As a comedy game, the original worked effortlessly, but Bossa have made strides to ensure that this retail release is worth the small price point. The extra operations are very welcome, and the grading system that evaluates your surgical efforts after a success makes for some replayability. You can unlock a change of locale too, which will have you performing procedures in the back of an ambulance, with tools flying everywhere at each small bump in the road, just to make things even trickier.

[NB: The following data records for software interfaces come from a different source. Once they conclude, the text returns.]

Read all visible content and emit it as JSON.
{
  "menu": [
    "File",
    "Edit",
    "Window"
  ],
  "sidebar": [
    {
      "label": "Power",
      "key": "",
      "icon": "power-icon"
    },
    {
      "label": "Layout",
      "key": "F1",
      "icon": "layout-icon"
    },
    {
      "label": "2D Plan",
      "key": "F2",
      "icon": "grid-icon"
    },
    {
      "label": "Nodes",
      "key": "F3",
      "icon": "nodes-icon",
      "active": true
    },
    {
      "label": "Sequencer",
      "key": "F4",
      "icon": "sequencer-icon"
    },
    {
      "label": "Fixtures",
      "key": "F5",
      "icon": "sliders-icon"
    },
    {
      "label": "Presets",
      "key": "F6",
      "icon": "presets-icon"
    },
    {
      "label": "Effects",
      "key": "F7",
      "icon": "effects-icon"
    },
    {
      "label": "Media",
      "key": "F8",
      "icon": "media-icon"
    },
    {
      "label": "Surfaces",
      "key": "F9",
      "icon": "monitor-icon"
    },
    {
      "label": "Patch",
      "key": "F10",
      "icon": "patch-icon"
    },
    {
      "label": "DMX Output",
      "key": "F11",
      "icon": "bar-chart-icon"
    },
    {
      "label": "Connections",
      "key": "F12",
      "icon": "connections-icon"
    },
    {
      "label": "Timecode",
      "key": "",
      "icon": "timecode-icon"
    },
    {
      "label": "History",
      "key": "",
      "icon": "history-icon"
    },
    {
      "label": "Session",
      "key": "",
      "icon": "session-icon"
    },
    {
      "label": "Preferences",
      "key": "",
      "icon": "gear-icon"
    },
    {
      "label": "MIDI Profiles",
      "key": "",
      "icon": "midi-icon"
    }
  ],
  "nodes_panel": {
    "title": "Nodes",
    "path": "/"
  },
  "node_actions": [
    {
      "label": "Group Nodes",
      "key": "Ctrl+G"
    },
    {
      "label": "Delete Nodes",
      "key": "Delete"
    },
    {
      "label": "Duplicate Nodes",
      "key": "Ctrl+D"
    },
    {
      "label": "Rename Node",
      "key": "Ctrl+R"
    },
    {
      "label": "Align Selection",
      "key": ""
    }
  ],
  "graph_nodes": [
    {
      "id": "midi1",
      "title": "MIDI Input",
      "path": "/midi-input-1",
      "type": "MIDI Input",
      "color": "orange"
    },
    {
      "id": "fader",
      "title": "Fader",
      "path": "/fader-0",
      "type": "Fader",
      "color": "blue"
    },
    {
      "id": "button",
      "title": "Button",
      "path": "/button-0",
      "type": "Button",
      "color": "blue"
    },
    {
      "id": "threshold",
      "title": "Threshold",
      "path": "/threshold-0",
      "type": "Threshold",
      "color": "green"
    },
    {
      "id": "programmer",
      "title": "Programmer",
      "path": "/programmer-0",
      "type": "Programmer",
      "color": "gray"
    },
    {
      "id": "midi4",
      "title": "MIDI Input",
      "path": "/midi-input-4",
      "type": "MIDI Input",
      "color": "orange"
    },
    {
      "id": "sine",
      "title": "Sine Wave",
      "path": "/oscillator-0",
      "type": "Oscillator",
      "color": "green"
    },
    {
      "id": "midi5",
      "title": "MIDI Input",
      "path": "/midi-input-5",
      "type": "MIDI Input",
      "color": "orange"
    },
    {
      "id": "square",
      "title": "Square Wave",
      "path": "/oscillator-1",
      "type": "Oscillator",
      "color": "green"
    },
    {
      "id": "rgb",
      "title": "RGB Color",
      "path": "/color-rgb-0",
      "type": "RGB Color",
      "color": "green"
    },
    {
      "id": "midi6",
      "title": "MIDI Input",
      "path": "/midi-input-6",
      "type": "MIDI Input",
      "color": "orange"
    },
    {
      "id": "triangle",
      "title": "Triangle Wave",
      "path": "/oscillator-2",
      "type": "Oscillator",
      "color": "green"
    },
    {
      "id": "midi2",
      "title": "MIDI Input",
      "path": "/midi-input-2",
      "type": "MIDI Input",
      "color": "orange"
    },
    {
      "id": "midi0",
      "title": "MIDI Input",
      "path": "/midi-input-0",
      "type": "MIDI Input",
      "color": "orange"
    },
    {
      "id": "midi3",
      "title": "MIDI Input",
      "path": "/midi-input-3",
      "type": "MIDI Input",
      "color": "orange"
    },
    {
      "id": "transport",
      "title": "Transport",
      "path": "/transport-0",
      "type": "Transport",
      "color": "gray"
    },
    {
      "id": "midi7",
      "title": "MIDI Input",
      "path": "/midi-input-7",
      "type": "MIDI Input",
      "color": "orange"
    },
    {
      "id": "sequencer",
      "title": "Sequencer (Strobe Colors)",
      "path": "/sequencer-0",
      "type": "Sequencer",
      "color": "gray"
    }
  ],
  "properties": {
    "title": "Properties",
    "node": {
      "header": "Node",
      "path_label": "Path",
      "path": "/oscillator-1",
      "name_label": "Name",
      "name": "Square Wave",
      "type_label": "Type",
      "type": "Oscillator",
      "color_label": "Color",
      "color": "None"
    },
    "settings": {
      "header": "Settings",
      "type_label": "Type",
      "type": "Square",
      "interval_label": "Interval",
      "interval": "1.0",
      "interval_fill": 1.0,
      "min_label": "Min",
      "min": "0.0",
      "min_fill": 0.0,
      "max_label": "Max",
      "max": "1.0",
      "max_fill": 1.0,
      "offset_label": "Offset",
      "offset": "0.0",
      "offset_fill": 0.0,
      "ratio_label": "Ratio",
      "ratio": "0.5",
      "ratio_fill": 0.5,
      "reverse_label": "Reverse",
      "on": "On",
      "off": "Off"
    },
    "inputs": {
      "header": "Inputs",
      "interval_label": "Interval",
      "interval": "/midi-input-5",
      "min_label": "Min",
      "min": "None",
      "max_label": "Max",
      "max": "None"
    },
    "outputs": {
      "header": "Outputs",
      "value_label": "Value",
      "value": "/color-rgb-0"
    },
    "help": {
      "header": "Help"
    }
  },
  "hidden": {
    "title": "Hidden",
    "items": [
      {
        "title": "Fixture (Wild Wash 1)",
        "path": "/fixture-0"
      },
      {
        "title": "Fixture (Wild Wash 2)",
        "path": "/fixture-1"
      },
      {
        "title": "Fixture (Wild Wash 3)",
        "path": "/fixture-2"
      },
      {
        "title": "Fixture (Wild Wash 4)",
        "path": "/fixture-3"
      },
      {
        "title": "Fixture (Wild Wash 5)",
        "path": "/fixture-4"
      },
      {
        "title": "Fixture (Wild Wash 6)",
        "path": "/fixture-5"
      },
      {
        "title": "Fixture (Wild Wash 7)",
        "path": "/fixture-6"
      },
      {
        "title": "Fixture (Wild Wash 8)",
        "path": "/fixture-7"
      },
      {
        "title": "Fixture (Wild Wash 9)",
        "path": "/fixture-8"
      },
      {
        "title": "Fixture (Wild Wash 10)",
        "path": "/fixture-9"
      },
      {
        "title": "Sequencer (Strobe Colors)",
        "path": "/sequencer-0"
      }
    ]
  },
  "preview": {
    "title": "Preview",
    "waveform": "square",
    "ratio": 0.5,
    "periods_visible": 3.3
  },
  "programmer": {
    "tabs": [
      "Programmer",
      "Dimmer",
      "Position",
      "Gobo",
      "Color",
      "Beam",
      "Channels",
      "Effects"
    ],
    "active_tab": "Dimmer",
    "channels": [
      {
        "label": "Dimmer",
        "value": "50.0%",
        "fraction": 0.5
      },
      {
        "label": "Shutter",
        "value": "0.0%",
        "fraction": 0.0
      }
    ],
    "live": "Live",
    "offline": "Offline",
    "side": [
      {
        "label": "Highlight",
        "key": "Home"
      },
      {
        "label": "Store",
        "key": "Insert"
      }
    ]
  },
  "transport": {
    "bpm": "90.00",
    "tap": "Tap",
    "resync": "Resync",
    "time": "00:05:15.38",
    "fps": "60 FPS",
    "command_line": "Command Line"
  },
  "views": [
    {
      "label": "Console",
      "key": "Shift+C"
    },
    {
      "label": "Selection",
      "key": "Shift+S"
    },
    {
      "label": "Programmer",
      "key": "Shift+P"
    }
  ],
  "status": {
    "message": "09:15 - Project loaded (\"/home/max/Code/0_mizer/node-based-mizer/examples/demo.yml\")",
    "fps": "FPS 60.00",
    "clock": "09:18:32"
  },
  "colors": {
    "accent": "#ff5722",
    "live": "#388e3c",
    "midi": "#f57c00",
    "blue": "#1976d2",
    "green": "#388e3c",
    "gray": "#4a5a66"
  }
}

However, a few little things have changed in terms of the gameplay itself. The fluidity that the original had has been tuned up and made weightier. The idea, one supposes, has been to allow for an actual degree of simulation, and indeed it's more difficult to crack through bone. Take the heart transplant for example, in the original you could dislodge almost everything in the chest cavity with a flurry from the hammer. Now, however, things are held in place a little firmer. It's a bit more difficult to pick objects up too, and the raw accessibility of the original, at least in comedic terms, has been muted slightly as a result.
Of course, the free version is still out, so Bossa had to differentiate slightly, and making the game a little more about skill than just anarchy makes sense. It's still a lot of fun, though for the first few hours, you'll almost certainly be measuring your scores by how long your patient survived before you eventually murdered him rather than a success grade.
Comedy is a difficult thing to critique and a trickier thing to price, and a "cool" thing can be made significantly less so by slapping a price tag on it. The YouTube rush has already happened, and funny trends on the internet can often pass quickly. But I don't see that necessarily being a problem for Surgeon Simulator 2013. It can be frustrating if you don't have the patience, but marking it down for that would be folly, and the fiddliness is the point. This is Surgeon Simulator after all, not Fish A Coin Out From Down The Back Of The Couch Simulator. If I get stressed during the working week, this has become my instant source of catharsis: get angry, butcher a patient, laugh, continue happily with my day.
There are further things that we could have perhaps hoped for, though. More procedures would have been nice, more ridiculous tools too. The price point is a tricky one at £6.99/$9.99. It's a good looking digital download, but really quite shallow in terms of actual content, and thus might be a hard sell for some. But that's what the free version is for, though I almost wish they'd adopted a little microtransaction model for this, with players paying a couple of quid if they want another procedure type. Personally, I love the extra content, I just really wish there was more of it. The physics tweaks have given the game longevity and even if it eventually stops being amusing to watch another video of hilariously commentated surgical mishaps we'll always have the game itself. It's got enough of that just-one-more-go factor to be worth a punt, whether for the laughs, or to try and beat your friend's grade.
Just one request please Bossa - let's have some Oculus Rift support please!
- Now actually allows for a certain level of "simulation"
- Could have done with more procedures
- Potentially subject to "fad popularity"
- £6.99 might be too much for some when there's a free version out there
The Short Version: Did Surgeon Simulator 2013 need a retail release? Possibly not, but Bossa's touch-up of their GameJam cult hit is a tighter, more skilful game, with just enough new content to warrant slapping some cash down for it. Plus it's still funny as hell, now with added kidney, brain, and ambulance shenanigans.